In previous exhibitions, Melissa Coote has done large paintings of the outward anatomy of the human figure. Her startling yet touching exhibition at Fox-Jensen moves inside the body to the heart.
The show is entitled Painting Sculpture Paper. The largest works are two big paintings of the surface of a heart. They are done in her usual manner with pastel as well as pigment and pencil.
The organ looms out of a dark background like a rock. The surface of this object is rugged with craters and valleys which, at this size, appear as strange as the moon. They are unusual paintings of considerable force and presence.
The tender symbolism often associated with the heart is tellingly evoked in a small heart in bronze with a golden patina. This could nestle easily in the palm of the hand and its two parts with obvious veins and the ripple of muscle make it take on a life of its own as an independent but precious object.
Three contrasting massive hearts, also in bronze, emphasise size and strength and, because they are objects in the round, cavities again play their part in its mystery. The object that can be felt beating in every body and is associated with life in both its strength and weakness becomes spectacular, intricate sculpture - still life in both senses.
The exhibition is completed by five photographs printed from etched copper plates in a process that catches every detail. These are bulls' hearts such as were used by Leonardo da Vinci in his investigations of the workings of heart valves and the movement of blood.
Yet whether these are human hearts or not is beside the point. They speak tellingly in that metamorphosis from reality to art that emphasises the nature of something that has vast symbolic status in language and legend. It speaks not of surgery nor anatomy but of strange life.
Bare naked torsos that carry a weight of emotional impact and character are the subject of woodcuts by Sam Harrison that accompany the exhibition of the work by members of the Central Print Council Aotearoa New Zealand (CPCANZ) at Gus Fisher Gallery. They dominate the foyer, while the council's prints are in the main room.
Harrison's reputation is based on his life-size naturalistic figure sculpture. Woodcut prints are older than printing itself and began as the simplest sort of illustration. Hollows are cut in a block of wood, the remaining surface is inked, paper is pressed against it and the image is made.
In Harrison's woodcuts the wooden block is large enough to accommodate life-size images. The cutting of the blocks is decisive and bold. It defines the form and is able to convey shading so the bodies stand out against the dark backgrounds which retain the grain of the wood. A typical work shows two standing nude women. One is proud and assertive and stands tall; the other is diffident, even ashamed. She strongly resembles paintings of Eve cast out of Paradise.
Another work that refers to, but does not copy, painting is a full-length nude man laid out in a long narrow image. There is an obvious link to the famous, realistic Dead Christ by Hans Holbein, reinterpreted in a painting in Auckland Art Gallery by the late Tony Fomison. Harrison's work is a portrait with no nail holes nor wounds. Yet it is startling, a comment on life, art history and the nature of the medium.
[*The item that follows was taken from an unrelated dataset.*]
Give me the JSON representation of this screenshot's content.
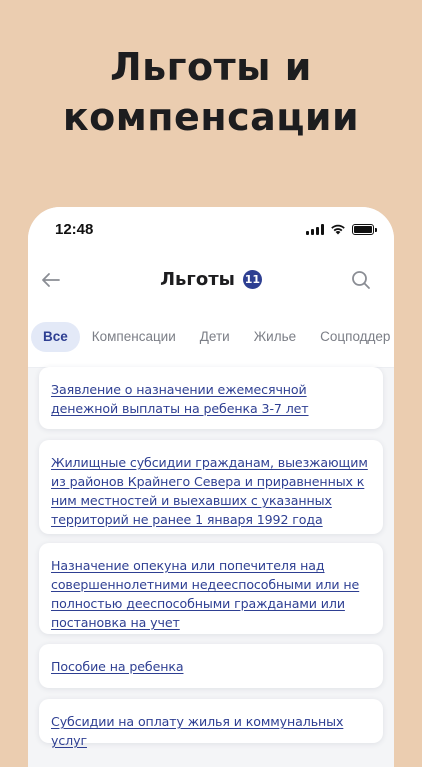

The Print Council's show, Beyond the Frame, is untraditional since in many examples the conventional rectangle has been set aside in favour of freestanding work supported on dry branches, fan shapes, tubes, chairs, clothing and corrugated iron.
Everywhere we can see the effort to explore new possibilities. Woodcuts by Irene Keckes are even larger than those in the foyer. They are abstract and focus on the process of gouging the wood and the relationship between art and craft. Maria Lambert wraps woodcuts and etchings around chairs, whose complex imagery is a metaphor for our modern lives. Others position their prints on cardboard tubes or, in the case of Jeff Thomson, guttering.
Nearly two dozen artists are involved in these explorations and the work is highly individual, supplemented by a helpful catalogue from Robin Woodward.
The exhibition by Glen Wolfgramm at Orexart contains an innovation. The artist has retained his established style but has added vivid colour, giving every painting a different atmosphere.
His early paintings were black and white, evoking the rush and swoop of traffic and powerlines in the constant movement of the city. In this show the nearest visions to that time are the multi-coloured Amok with deep perspectives and Alter, which has a panorama at its heart.
Now there are variants like Creeper, which is green and pastoral, as well as Core, which has a fiery red background. The variations make for a fine show.